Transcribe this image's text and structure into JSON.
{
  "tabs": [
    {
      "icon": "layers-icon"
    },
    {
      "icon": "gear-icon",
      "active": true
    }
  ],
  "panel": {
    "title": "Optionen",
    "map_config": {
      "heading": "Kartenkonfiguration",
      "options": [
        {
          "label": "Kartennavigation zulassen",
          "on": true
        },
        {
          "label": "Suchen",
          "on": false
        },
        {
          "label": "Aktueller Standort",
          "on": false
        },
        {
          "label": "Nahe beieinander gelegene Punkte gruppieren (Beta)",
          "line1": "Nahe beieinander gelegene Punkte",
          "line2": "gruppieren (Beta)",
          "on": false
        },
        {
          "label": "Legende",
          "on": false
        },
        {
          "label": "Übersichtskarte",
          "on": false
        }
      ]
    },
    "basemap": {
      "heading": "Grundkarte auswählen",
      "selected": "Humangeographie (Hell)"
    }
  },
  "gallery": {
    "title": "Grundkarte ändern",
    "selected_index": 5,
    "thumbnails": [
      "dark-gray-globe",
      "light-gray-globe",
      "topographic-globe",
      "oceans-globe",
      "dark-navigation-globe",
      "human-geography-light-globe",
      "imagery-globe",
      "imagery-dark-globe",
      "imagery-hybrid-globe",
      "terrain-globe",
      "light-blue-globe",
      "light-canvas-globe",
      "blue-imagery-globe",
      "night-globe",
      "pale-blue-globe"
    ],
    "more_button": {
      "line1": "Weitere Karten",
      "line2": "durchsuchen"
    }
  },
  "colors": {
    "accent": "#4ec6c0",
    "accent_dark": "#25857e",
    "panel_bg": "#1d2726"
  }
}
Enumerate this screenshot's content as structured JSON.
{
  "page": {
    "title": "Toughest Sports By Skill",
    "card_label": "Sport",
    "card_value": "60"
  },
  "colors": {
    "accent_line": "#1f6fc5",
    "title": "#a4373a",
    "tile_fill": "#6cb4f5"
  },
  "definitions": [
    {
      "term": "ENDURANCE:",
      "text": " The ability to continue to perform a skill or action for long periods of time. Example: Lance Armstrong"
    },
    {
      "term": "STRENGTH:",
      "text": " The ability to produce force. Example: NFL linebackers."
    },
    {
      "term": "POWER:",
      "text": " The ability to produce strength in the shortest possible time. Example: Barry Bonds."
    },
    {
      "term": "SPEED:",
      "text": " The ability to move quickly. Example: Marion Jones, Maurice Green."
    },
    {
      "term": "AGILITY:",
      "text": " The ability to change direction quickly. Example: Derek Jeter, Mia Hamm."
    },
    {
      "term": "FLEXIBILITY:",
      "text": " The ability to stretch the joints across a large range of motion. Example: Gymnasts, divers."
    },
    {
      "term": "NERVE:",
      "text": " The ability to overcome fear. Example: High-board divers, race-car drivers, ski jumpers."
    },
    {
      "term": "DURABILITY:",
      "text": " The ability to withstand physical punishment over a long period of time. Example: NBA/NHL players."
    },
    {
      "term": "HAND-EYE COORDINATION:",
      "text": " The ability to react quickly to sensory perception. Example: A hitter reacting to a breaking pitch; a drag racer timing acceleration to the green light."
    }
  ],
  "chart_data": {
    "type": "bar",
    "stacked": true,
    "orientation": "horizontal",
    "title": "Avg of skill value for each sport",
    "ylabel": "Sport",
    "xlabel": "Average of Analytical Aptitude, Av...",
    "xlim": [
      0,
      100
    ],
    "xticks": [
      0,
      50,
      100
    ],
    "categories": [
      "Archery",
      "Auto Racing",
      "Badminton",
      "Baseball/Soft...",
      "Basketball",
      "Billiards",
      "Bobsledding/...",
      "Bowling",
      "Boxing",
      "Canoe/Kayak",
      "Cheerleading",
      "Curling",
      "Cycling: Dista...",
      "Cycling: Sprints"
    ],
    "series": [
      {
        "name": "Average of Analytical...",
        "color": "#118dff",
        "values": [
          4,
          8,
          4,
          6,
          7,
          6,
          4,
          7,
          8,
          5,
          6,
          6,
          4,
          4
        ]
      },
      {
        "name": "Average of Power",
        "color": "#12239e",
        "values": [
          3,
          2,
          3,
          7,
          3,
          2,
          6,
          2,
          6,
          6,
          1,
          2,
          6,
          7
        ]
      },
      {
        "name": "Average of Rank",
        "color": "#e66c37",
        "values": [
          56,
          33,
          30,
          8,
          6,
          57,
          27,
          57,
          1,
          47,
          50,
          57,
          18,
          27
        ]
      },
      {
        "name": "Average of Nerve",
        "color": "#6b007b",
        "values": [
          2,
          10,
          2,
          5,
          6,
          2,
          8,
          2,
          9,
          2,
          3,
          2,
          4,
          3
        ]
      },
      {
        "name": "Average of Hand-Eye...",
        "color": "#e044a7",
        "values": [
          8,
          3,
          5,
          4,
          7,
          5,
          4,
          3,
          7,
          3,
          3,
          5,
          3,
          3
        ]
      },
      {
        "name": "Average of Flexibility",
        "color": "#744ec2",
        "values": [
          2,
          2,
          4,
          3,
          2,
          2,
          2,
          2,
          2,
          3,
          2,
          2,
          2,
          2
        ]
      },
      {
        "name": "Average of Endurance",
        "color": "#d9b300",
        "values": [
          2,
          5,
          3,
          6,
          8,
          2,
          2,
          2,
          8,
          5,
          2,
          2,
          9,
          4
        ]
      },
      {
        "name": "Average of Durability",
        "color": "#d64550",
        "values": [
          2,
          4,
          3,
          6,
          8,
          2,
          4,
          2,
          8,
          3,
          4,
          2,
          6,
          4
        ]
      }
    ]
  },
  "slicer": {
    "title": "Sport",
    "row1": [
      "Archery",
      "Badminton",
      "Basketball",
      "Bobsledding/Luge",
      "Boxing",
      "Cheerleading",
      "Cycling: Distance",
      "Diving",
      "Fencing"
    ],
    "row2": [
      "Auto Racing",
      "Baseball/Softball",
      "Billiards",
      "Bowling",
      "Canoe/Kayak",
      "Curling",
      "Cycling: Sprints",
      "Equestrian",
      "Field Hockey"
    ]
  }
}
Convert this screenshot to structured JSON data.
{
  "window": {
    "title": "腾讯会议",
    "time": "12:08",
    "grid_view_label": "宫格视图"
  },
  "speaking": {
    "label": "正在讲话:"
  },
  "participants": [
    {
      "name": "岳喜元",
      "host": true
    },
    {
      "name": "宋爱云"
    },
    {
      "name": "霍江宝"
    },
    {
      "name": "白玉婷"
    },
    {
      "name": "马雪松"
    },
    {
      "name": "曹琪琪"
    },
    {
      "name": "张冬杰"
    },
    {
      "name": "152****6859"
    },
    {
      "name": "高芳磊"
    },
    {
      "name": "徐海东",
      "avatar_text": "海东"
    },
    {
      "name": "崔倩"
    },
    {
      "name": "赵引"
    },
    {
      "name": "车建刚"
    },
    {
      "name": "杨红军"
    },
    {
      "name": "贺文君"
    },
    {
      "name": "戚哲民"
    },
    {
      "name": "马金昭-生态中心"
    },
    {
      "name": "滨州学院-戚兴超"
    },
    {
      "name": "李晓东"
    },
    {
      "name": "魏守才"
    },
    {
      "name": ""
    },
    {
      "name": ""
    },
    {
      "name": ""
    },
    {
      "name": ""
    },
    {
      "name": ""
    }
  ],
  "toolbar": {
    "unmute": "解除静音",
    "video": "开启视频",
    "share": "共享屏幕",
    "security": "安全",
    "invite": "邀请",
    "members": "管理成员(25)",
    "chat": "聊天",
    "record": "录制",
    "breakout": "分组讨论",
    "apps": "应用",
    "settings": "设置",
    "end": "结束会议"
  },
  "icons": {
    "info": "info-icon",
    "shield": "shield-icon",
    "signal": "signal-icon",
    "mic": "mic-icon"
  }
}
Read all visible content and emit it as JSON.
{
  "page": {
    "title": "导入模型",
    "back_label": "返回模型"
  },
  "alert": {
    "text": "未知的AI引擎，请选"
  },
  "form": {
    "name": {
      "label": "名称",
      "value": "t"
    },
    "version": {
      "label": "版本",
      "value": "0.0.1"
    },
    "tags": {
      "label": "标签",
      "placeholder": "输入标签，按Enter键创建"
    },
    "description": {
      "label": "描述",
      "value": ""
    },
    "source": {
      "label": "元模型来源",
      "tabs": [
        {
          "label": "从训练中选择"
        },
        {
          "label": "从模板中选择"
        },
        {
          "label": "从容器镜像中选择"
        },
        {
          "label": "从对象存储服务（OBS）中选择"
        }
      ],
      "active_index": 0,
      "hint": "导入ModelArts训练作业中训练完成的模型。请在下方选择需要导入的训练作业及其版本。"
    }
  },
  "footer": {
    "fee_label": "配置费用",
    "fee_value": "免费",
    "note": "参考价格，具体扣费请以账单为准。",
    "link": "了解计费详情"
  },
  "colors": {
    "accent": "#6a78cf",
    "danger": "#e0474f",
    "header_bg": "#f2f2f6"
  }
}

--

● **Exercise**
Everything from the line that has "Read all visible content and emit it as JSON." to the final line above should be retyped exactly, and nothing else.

● **Solution to the exercise**
Read all visible content and emit it as JSON.
{
  "page": {
    "title": "导入模型",
    "back_label": "返回模型"
  },
  "alert": {
    "text": "未知的AI引擎，请选"
  },
  "form": {
    "name": {
      "label": "名称",
      "value": "t"
    },
    "version": {
      "label": "版本",
      "value": "0.0.1"
    },
    "tags": {
      "label": "标签",
      "placeholder": "输入标签，按Enter键创建"
    },
    "description": {
      "label": "描述",
      "value": ""
    },
    "source": {
      "label": "元模型来源",
      "tabs": [
        {
          "label": "从训练中选择"
        },
        {
          "label": "从模板中选择"
        },
        {
          "label": "从容器镜像中选择"
        },
        {
          "label": "从对象存储服务（OBS）中选择"
        }
      ],
      "active_index": 0,
      "hint": "导入ModelArts训练作业中训练完成的模型。请在下方选择需要导入的训练作业及其版本。"
    }
  },
  "footer": {
    "fee_label": "配置费用",
    "fee_value": "免费",
    "note": "参考价格，具体扣费请以账单为准。",
    "link": "了解计费详情"
  },
  "colors": {
    "accent": "#6a78cf",
    "danger": "#e0474f",
    "header_bg": "#f2f2f6"
  }
}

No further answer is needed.